The President’s Typical Day in Washington, D.C.
What does the president do in a typical day in Washington, D.C., — if such a thing exists? These days, you can actually check the president’s official schedule on the White House website. (Ain’t technology grand?)
The president’s official day begins with the President’s Daily Brief, which is a highly classified document prepared by the Director of National Intelligence. It provides the president with sensitive intelligence on international matters and events. The material is available to other very senior officials on a strictly need-to-know basis.
The president then moves into a series of meetings or events. Often, this part of his day includes a briefing by one of his Cabinet officers or White House staff. He may also have meetings with White House staff and congressional leaders concerning the President’s legislative strategy.
Most days also involve delivering remarks to one or more groups of citizens — everything from a roundtable of educators on raising high school performance, to business people on American competitiveness, to a thank-you to volunteers who responded to a natural disaster.
Various press events also are part of the schedule — not just formal, prime time presidential press conferences, but also press scrums at which he can deliver a quick message to the public on an individual issue or respond quickly to some press story.

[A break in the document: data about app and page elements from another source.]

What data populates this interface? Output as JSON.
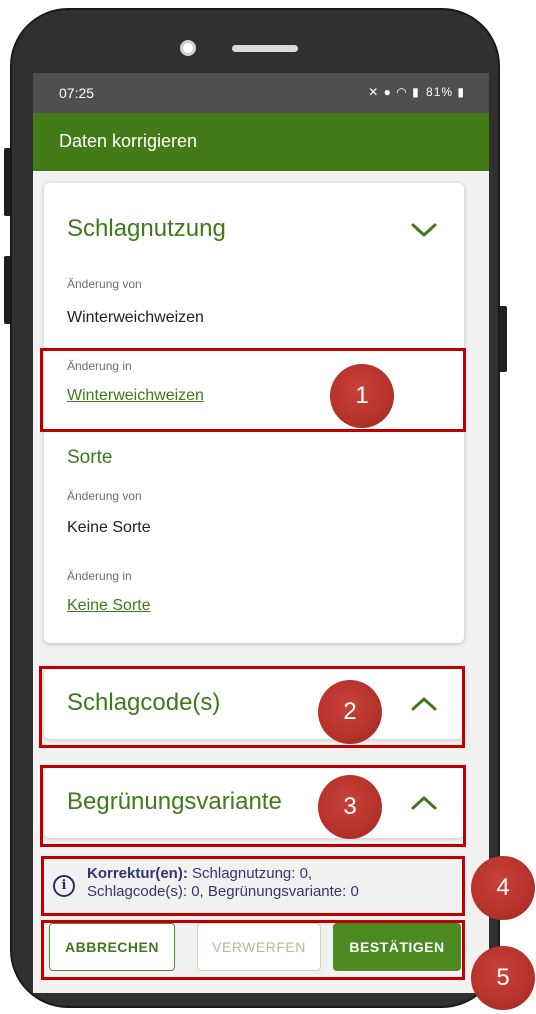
{
  "status_bar": {
    "time": "07:25",
    "icons": [
      "mute-icon",
      "location-icon",
      "wifi-icon",
      "signal-icon",
      "battery-icon"
    ],
    "battery_percent": "81%"
  },
  "app_bar": {
    "title": "Daten korrigieren",
    "color": "#437c16"
  },
  "schlagnutzung": {
    "title": "Schlagnutzung",
    "expanded": true,
    "change_from_label": "Änderung von",
    "change_from_value": "Winterweichweizen",
    "change_to_label": "Änderung in",
    "change_to_value": "Winterweichweizen",
    "sorte": {
      "title": "Sorte",
      "change_from_label": "Änderung von",
      "change_from_value": "Keine Sorte",
      "change_to_label": "Änderung in",
      "change_to_value": "Keine Sorte"
    }
  },
  "schlagcodes": {
    "title": "Schlagcode(s)",
    "expanded": false
  },
  "begruenung": {
    "title": "Begrünungsvariante",
    "expanded": false
  },
  "info": {
    "label": "Korrektur(en):",
    "line1": " Schlagnutzung: 0,",
    "line2": "Schlagcode(s): 0,  Begrünungsvariante: 0"
  },
  "actions": {
    "cancel": "ABBRECHEN",
    "discard": "VERWERFEN",
    "confirm": "BESTÄTIGEN"
  },
  "annotations": {
    "markers": [
      "1",
      "2",
      "3",
      "4",
      "5"
    ],
    "highlight_color": "#c00000"
  }
}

Other press events may include congratulating the winning World Series or Super Bowl team.
Other important events include meetings with foreign leaders, which may include hosting a state dinner (or taking the Russian president to a local hamburger joint, which President Obama did in 2010).
The president’s out-of-town schedule is usually grueling. It runs the gamut from official visits to important allied countries, to participation in international meetings such as the United Nations General Assembly each fall, to political events in key states.
While all presidents seek to control their schedules, the sheer enormity of the issues that tend to hit the Oval Office all at once turns him into a firefighter of sorts.
Imagine a day in which the president must deal with an intelligence report of a planned terrorist attack, a crisis in the Middle East, dire financial news from Europe, a domestic hot-button issue like healthcare legislation, looming budget and national debt issues . . . Such crises all have to be dealt with pretty much at the same time, and each of them is very important and difficult.
It’s easy to understand why self-imposed (and perhaps therapeutic) presidential duties such as throwing out the first baseball on opening day work their way onto the schedule as well.